• [What you have to do]:
Return the lines below that contain the word "Complaints".

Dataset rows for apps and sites

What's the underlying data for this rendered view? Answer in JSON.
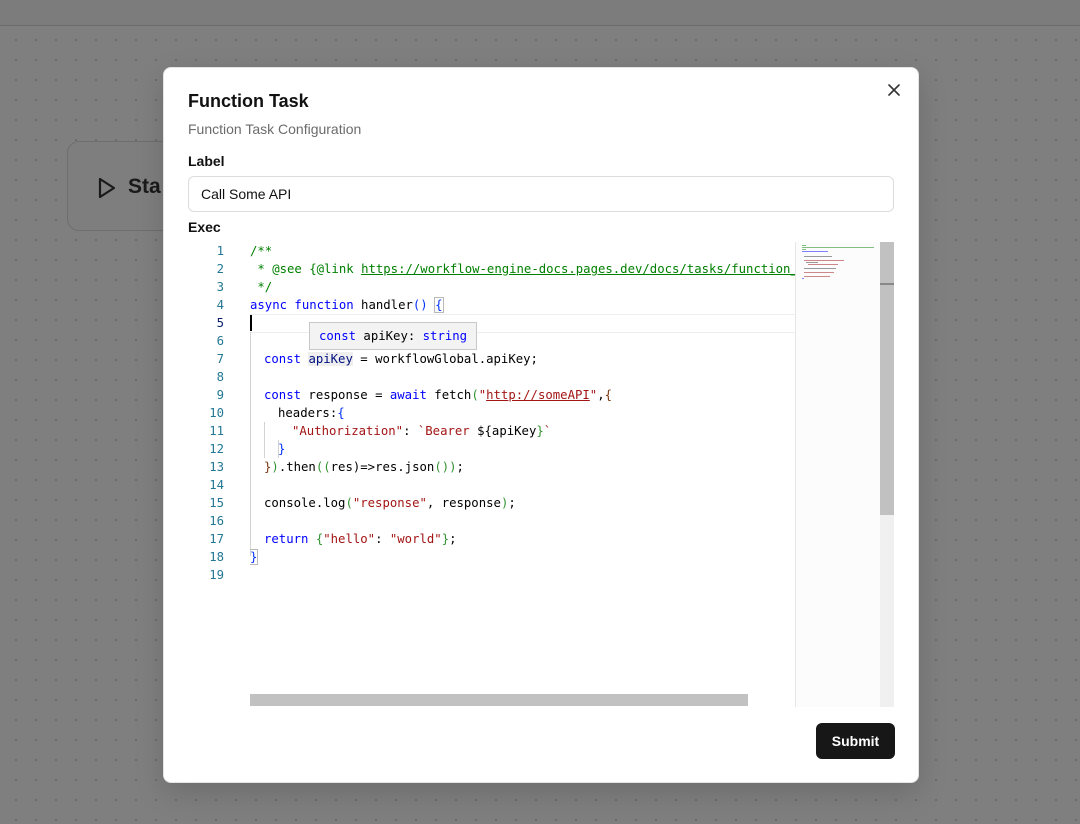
{
  "background_node": {
    "label": "Sta",
    "icon": "play-icon"
  },
  "dialog": {
    "title": "Function Task",
    "description": "Function Task Configuration",
    "label_field": {
      "label": "Label",
      "value": "Call Some API"
    },
    "exec_field": {
      "label": "Exec"
    },
    "submit_label": "Submit",
    "close_icon": "close-icon"
  },
  "editor": {
    "line_numbers": [
      "1",
      "2",
      "3",
      "4",
      "5",
      "6",
      "7",
      "8",
      "9",
      "10",
      "11",
      "12",
      "13",
      "14",
      "15",
      "16",
      "17",
      "18",
      "19"
    ],
    "active_line": "5",
    "hover_hint": {
      "prefix": "const ",
      "name": "apiKey",
      "sep": ": ",
      "type": "string"
    },
    "code": {
      "l1": "/**",
      "l2_a": " * @see {@link ",
      "l2_url": "https://workflow-engine-docs.pages.dev/docs/tasks/function_task",
      "l3": " */",
      "l4_kw": "async function",
      "l4_rest": " handler",
      "l4_paren": "()",
      "l4_brace": "{",
      "l7_kw": "const",
      "l7_var": "apiKey",
      "l7_rest": " = workflowGlobal.apiKey;",
      "l9_kw": "const",
      "l9_rest": " response = ",
      "l9_kw2": "await",
      "l9_fetch": " fetch",
      "l9_paren": "(",
      "l9_q1": "\"",
      "l9_url": "http://someAPI",
      "l9_q2": "\"",
      "l9_end": ",",
      "l9_brace": "{",
      "l10": "headers:",
      "l10_brace": "{",
      "l11_key": "\"Authorization\"",
      "l11_colon": ": ",
      "l11_tpl_a": "`Bearer ",
      "l11_dollar": "${",
      "l11_var": "apiKey",
      "l11_close": "}",
      "l11_tpl_b": "`",
      "l12_brace": "}",
      "l13_a": "}",
      "l13_b": ")",
      "l13_c": ".then",
      "l13_d": "((",
      "l13_e": "res",
      "l13_f": ")=>res.json",
      "l13_g": "())",
      "l13_h": ";",
      "l15_a": "console.log",
      "l15_b": "(",
      "l15_str": "\"response\"",
      "l15_c": ", response",
      "l15_d": ")",
      "l15_e": ";",
      "l17_kw": "return",
      "l17_brace": "{",
      "l17_k": "\"hello\"",
      "l17_colon": ": ",
      "l17_v": "\"world\"",
      "l17_close": "}",
      "l17_semi": ";",
      "l18": "}"
    }
  },
  "colors": {
    "primary_button": "#171717",
    "comment": "#008000",
    "keyword": "#0000ff",
    "string": "#a31515",
    "line_number": "#237893"
  }
}
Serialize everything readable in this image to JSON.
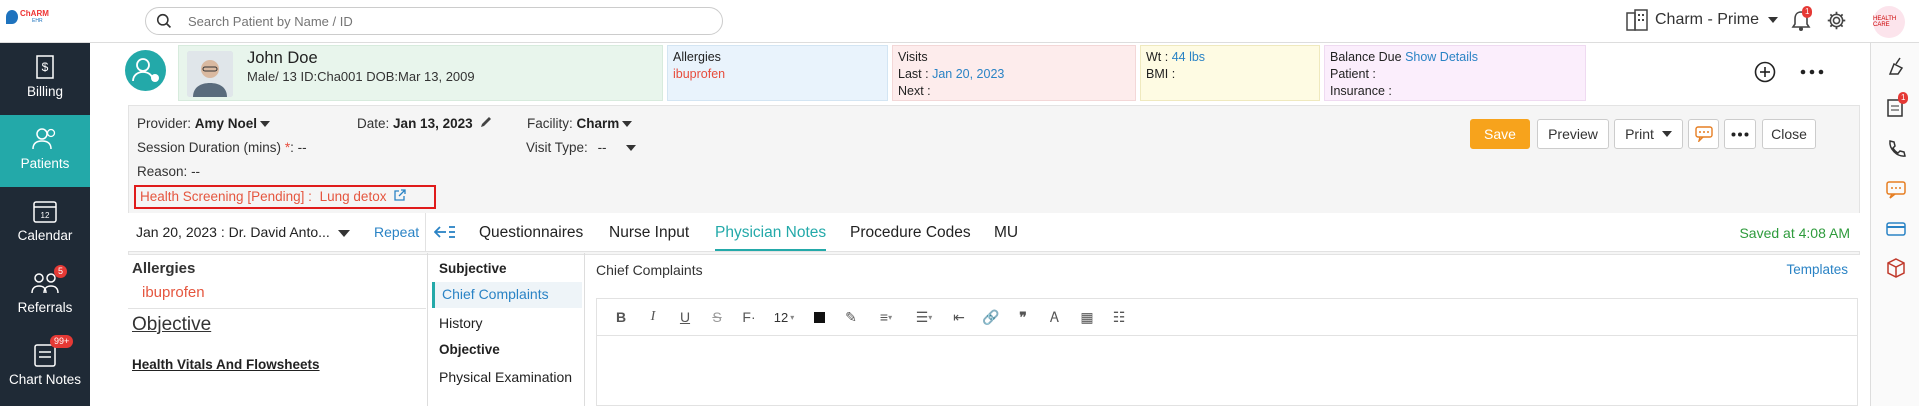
{
  "topbar": {
    "logo_text": "ChARM",
    "logo_sub": "EHR",
    "search_placeholder": "Search Patient by Name / ID",
    "clinic_name": "Charm - Prime",
    "notification_count": "1",
    "avatar_text": "HEALTH CARE"
  },
  "sidebar": {
    "items": [
      {
        "label": "Billing",
        "icon": "billing-icon"
      },
      {
        "label": "Patients",
        "icon": "patients-icon"
      },
      {
        "label": "Calendar",
        "icon": "calendar-icon"
      },
      {
        "label": "Referrals",
        "icon": "referrals-icon",
        "badge": "5"
      },
      {
        "label": "Chart Notes",
        "icon": "chart-notes-icon",
        "badge": "99+"
      }
    ]
  },
  "patient": {
    "name": "John Doe",
    "meta": "Male/ 13  ID:Cha001  DOB:Mar 13, 2009",
    "allergies_label": "Allergies",
    "allergies_value": "ibuprofen",
    "visits_label": "Visits",
    "last_label": "Last  :",
    "last_value": "Jan 20, 2023",
    "next_label": "Next :",
    "wt_label": "Wt   :",
    "wt_value": "44 lbs",
    "bmi_label": "BMI :",
    "balance_label": "Balance Due",
    "show_details": "Show Details",
    "patient_label": "Patient :",
    "insurance_label": "Insurance :"
  },
  "encounter": {
    "provider_label": "Provider:",
    "provider_value": "Amy Noel",
    "date_label": "Date:",
    "date_value": "Jan 13, 2023",
    "facility_label": "Facility:",
    "facility_value": "Charm",
    "session_label": "Session Duration (mins)",
    "session_required": "*",
    "session_value": ":  --",
    "visit_type_label": "Visit Type:",
    "visit_type_value": "--",
    "reason_label": "Reason:",
    "reason_value": "--",
    "health_screening": "Health Screening [Pending] :",
    "health_screening_link": "Lung detox"
  },
  "buttons": {
    "save": "Save",
    "preview": "Preview",
    "print": "Print",
    "close": "Close"
  },
  "tabs": {
    "encounter_select": "Jan 20, 2023 : Dr. David Anto...",
    "repeat": "Repeat",
    "items": [
      "Questionnaires",
      "Nurse Input",
      "Physician Notes",
      "Procedure Codes",
      "MU"
    ],
    "active": "Physician Notes",
    "saved_status": "Saved at 4:08 AM"
  },
  "left_panel": {
    "allergies_title": "Allergies",
    "allergies_item": "ibuprofen",
    "objective_title": "Objective",
    "vitals_title": "Health Vitals And Flowsheets"
  },
  "sections": {
    "subjective": "Subjective",
    "chief_complaints": "Chief Complaints",
    "history": "History",
    "objective": "Objective",
    "physical_examination": "Physical Examination"
  },
  "editor": {
    "title": "Chief Complaints",
    "templates": "Templates",
    "font_size": "12"
  },
  "colors": {
    "teal": "#23a9a9",
    "sidebar": "#1f2a36",
    "save": "#f7a31c",
    "alert_red": "#e01b1b"
  }
}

• [Exercise solution]:
    "chief_complaints": "Chief Complaints",
    "title": "Chief Complaints",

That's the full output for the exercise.